Earlier this month, the U.S. Food and Drug Administration published a press release about Operation Pangea, an annual global initiative led by INTERPOL “to combat the unlawful sale and distribution of illegal and potentially counterfeit medical products on the internet.” This is the ninth annual operation, and each year I wonder if FDA will throw the baby out with the bathwater.
There are, according to FDA’s own sources, tens of thousands of drug-selling websites. Most of them are considered “rogue” by PharmacyChecker.com. Where the FDA and Operation Pangea successfully shut down sites (whether lawful or not) that intentionally sell counterfeit medications, or even online pharmacies that sell real medications but without the qualifications or pharmacy safety protocols to do so, we applaud their actions. Shutting down dangerous online pharmacies – throwing out the bathwater – is noble.
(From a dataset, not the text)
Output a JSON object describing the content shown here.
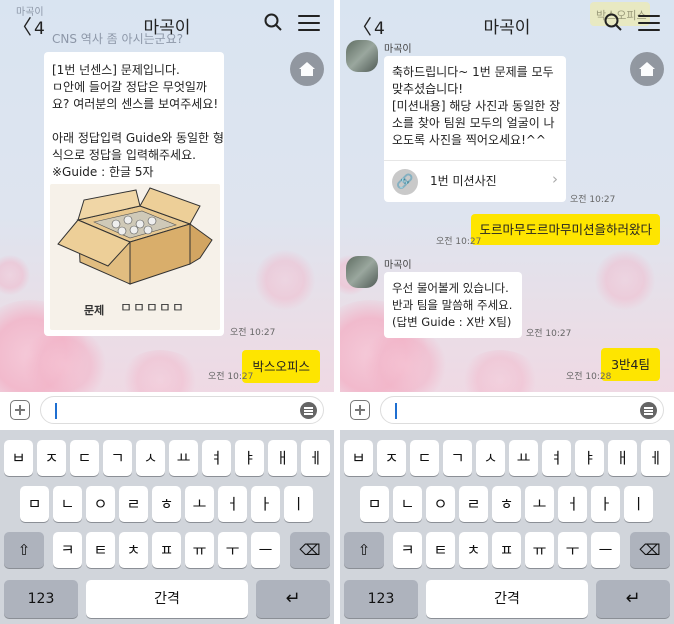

In February of last year we submitted a policy paper that I wrote to congressional committees with jurisdiction over laws and regulations that affect access to safe and affordable medications. Entitled “Online Pharmacies, Persona Drug Importation, and Public Health,” I argued that safe international online pharmacies are a boon to public health because they enable consumers to afford prescribed medications, and that overzealous enforcement of drug importation regulation could negatively affect access to those sites. Actions taken by FDA and through Operation Pangea would seem to cross the line from public health to Big Pharma profit protection where they curtail access to the safest international online pharmacies, which is throwing out the baby.
Tagged with: Interpol, pangea